The future of autonomous vehicles has been plunged into doubt following a fatal collision with a pedestrian.
(CCM) — The governor of the state of Arizona has performed a U-turn on self-driving vehicle testing and has ordered the suspension of Uber's right to carry out autonomous vehicle trials, the BBC is reporting.
The move follows the death of a pedestrian who was stuck by one of Uber's test cars in darkness, and is in stark contrast to the governor's previous position, when he welcomed the company's self-driving fleet "with open arms and wide open roads," according to the report.
Uber started its tests in Arizona in 2016 after it was banned from carrying them out in San Francisco because it did not have the necessary permit.
Uber's car was using collision-avoidance sensors made by Velodyne, and the company says it is "baffled" by the accident because its sensors should be able to see in the dark, the BBC said.
Rival sensor-maker Intel said that its Mobileye technology would have been able to prevent the fatal accident, and the head of Google's autonomous car division said that its technology would also have been "able to handle" the situation which led to the fatal accident.

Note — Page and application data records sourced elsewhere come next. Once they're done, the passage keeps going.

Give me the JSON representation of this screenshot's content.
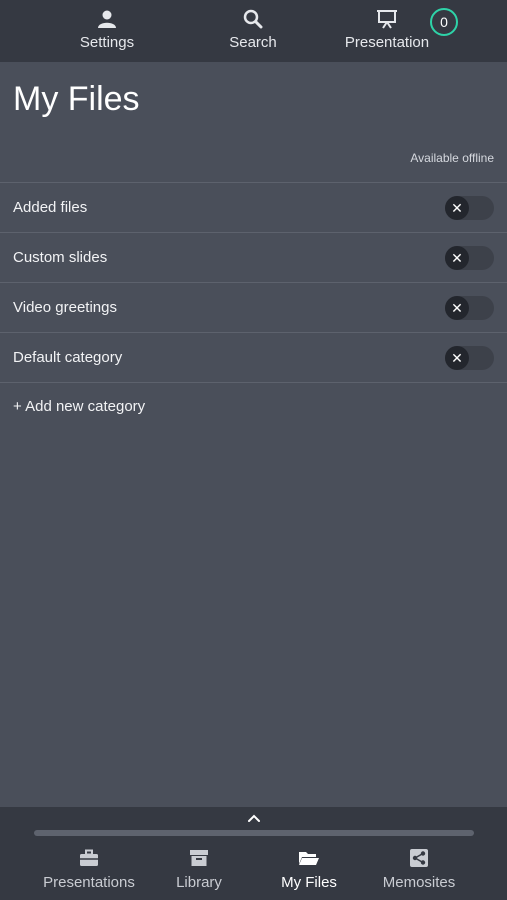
{
  "topnav": {
    "settings": {
      "label": "Settings",
      "icon": "person-icon"
    },
    "search": {
      "label": "Search",
      "icon": "search-icon"
    },
    "presentation": {
      "label": "Presentation",
      "icon": "presentation-icon",
      "badge": "0"
    }
  },
  "page": {
    "title": "My Files",
    "available_offline_label": "Available offline"
  },
  "categories": [
    {
      "label": "Added files",
      "offline": false
    },
    {
      "label": "Custom slides",
      "offline": false
    },
    {
      "label": "Video greetings",
      "offline": false
    },
    {
      "label": "Default category",
      "offline": false
    }
  ],
  "toggle_glyph": "✕",
  "add_category_label": "+ Add new category",
  "bottomnav": {
    "presentations": {
      "label": "Presentations",
      "icon": "briefcase-icon"
    },
    "library": {
      "label": "Library",
      "icon": "archive-box-icon"
    },
    "myfiles": {
      "label": "My Files",
      "icon": "folder-open-icon",
      "active": true
    },
    "memosites": {
      "label": "Memosites",
      "icon": "share-icon"
    }
  },
  "colors": {
    "background": "#4a4f5a",
    "bars": "#353942",
    "badge_ring": "#2ed3a8"
  }
}
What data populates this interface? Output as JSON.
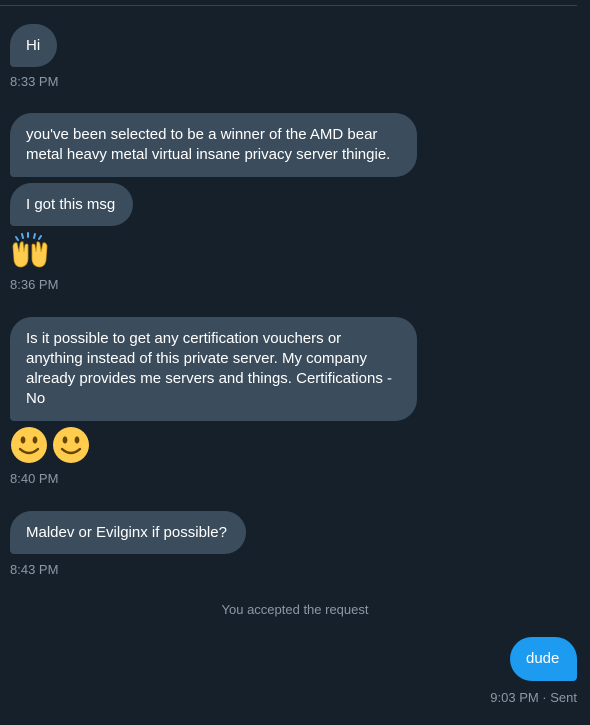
{
  "messages": {
    "m1": {
      "text": "Hi",
      "time": "8:33 PM"
    },
    "m2": {
      "text": "you've been selected to be a winner of the AMD bear metal heavy metal virtual insane privacy server thingie."
    },
    "m3": {
      "text": "I got this msg",
      "time": "8:36 PM"
    },
    "m4": {
      "text": "Is it possible to get any certification vouchers or anything instead of this private server. My company already provides me servers and things. Certifications - No",
      "time": "8:40 PM"
    },
    "m5": {
      "text": "Maldev or Evilginx if possible?",
      "time": "8:43 PM"
    }
  },
  "notice": "You accepted the request",
  "sent": {
    "text": "dude",
    "time": "9:03 PM · Sent"
  },
  "icons": {
    "raising_hands": "raising-hands-emoji",
    "smiley": "slightly-smiling-face-emoji"
  },
  "colors": {
    "background": "#15202b",
    "received_bubble": "#3b4c5c",
    "sent_bubble": "#1d9bf0",
    "muted_text": "#8b98a5"
  }
}
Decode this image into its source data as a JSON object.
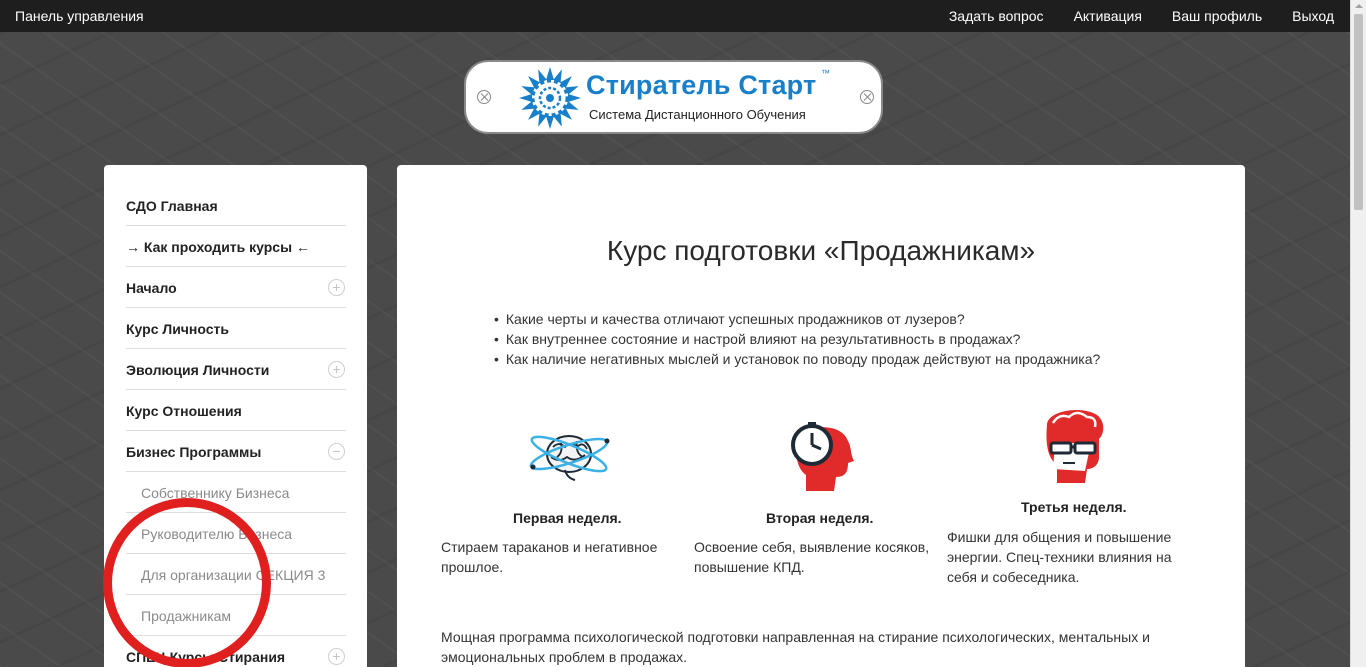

But for now the tide appears to have turned against the idea of allowing self-driving vehicle tests on public roads.
Image: © Volvo.